He became the consummate civil rights activist, and along the way ruffled a lot of feathers of those both inside and outside of baseball.
In his immortal and provocative autobiography, “I Never Had It Made,” he pulled no punches in saying so: “I cannot stand and sing the anthem. I cannot salute the flag. I know that I am a black man in a white world. I never had it made.”
That is the other story Robinson told in his autobiography, and letters and columns in the New York Post and the Amsterdam News, and most importantly his tireless civil rights activism.
During the next decade, Robinson gave speeches, helped raise funds, and made generous contributions to the NAACP and the Southern Christian Leadership Conference. But in 1967, he resigned from the NAACP’s board of directors accusing it of being “insensitive to the trends of our times, unresponsive to the needs and aims of the black masses — especially the young — and more and more they seem to reflect a refined, sophisticated, “Yassuh, Mr. Charlie, point of view.”
His criticism foreshadowed the identical charges made by dissidents that would nearly wreck the NAACP almost two decades later.
Like many then, Robinson at first regarded Malcolm X as an anti-Semitic, race-baiting demagogue and criticized his approach to racial problems. But in time, he came to respect and admire Malcolm X: “Many of the statements he made about the problems faced by our people and the immorality of the white power structure were the naked truth.”
He staked his career and reputation on making black economic empowerment a reality. He believed, “There were two keys to the advancement of blacks in America — the ballot and the buck.
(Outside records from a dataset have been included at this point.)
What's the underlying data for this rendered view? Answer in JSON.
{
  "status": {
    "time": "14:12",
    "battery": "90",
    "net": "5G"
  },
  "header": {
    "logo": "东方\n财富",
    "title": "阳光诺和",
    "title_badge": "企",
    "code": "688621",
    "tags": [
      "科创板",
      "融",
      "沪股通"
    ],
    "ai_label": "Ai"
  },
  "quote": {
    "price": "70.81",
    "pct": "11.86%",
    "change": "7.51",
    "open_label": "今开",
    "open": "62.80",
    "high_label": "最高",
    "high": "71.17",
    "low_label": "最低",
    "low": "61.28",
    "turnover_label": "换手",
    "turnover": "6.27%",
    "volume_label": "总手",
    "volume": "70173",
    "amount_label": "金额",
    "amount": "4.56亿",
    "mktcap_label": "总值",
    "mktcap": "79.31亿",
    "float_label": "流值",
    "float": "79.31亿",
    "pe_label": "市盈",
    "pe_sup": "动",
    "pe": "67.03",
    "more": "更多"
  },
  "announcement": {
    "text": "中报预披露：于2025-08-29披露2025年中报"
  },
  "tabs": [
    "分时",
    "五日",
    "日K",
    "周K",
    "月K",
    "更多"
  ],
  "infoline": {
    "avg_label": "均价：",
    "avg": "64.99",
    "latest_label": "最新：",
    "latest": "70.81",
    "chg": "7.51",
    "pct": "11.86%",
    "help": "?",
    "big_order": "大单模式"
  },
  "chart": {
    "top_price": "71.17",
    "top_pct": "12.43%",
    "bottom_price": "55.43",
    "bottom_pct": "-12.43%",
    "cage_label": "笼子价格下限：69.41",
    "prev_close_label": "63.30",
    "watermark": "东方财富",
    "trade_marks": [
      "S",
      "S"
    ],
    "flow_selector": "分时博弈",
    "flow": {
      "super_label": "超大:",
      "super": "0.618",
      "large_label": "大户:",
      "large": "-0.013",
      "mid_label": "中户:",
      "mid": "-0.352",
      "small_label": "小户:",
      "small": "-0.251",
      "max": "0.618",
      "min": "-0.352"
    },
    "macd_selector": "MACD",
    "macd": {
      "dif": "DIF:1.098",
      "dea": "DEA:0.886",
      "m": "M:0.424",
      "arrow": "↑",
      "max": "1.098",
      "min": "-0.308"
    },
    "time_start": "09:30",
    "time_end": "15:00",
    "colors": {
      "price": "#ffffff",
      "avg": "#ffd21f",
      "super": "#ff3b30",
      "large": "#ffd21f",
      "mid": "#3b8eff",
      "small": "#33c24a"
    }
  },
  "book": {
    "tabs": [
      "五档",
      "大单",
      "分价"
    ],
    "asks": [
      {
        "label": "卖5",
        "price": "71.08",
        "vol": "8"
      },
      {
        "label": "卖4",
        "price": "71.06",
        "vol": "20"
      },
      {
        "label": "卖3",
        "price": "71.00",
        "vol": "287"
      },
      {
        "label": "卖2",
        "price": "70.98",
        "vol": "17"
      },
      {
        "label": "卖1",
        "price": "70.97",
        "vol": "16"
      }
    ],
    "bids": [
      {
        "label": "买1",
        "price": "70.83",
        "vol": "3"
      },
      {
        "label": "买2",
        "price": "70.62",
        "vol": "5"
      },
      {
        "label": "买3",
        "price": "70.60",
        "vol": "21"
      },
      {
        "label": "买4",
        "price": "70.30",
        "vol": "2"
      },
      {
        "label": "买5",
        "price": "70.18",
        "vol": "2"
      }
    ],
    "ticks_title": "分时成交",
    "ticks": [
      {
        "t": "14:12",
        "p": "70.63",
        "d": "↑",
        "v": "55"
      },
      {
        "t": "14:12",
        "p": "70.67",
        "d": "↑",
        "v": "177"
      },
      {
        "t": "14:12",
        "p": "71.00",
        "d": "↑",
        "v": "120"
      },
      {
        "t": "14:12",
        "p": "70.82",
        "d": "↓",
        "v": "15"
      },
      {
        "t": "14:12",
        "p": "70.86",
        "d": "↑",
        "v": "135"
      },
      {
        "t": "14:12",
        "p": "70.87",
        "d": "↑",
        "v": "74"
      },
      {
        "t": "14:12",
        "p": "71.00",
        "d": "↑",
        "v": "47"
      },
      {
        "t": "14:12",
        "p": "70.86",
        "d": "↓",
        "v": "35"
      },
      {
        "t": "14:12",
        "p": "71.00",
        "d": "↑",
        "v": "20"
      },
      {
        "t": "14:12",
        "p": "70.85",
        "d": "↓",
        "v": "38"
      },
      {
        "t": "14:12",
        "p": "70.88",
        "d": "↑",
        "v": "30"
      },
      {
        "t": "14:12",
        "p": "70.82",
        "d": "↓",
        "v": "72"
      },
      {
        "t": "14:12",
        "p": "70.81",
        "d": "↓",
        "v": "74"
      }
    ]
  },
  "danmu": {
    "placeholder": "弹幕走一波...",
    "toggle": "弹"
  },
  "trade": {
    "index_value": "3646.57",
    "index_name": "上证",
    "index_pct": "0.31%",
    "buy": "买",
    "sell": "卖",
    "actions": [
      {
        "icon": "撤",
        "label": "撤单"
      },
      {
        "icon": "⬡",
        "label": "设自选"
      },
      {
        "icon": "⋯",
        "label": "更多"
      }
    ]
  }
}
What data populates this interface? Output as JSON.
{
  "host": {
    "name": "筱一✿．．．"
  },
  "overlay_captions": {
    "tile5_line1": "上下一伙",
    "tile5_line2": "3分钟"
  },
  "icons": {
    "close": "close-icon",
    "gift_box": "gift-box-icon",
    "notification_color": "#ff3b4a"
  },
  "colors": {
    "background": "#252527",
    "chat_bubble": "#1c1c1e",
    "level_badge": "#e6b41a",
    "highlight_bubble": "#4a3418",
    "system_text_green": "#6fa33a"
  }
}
If we organized our political and economic strength, we would have a much easier fight on our hands.”
In 1972, Robinson refused to attend an oldtimers game and accused baseball owners of running “a big selfish business” for refusing to hire blacks as managers, coaches and front-office executives.
At the end of his life he realized that many blacks had continued to lose ground and he said so: “I can’t believe that I have it made while so many of my black brothers and sisters are hungry, inadequately housed, insufficiently clothed, denied their dignity, live in slums or barely exist on welfare.”
This is the other Jackie Robinson story. The story that must be told and remembered as much if not more than the story of the Robinson on the baseball diamond.
Earl Ofari Hutchinson is an author and political analyst. His latest book is “From Sanders to Trump: A Guide to the 2016 Presidential Primary Battles” (Amazon Kindle). He also is a weekly co-host of the Al Sharpton Show on Radio One and the host of the weekly Hutchinson Report on Saturdays at 9 a.m. on KPFK 90.7 FM Los Angeles and the Pacifica Network.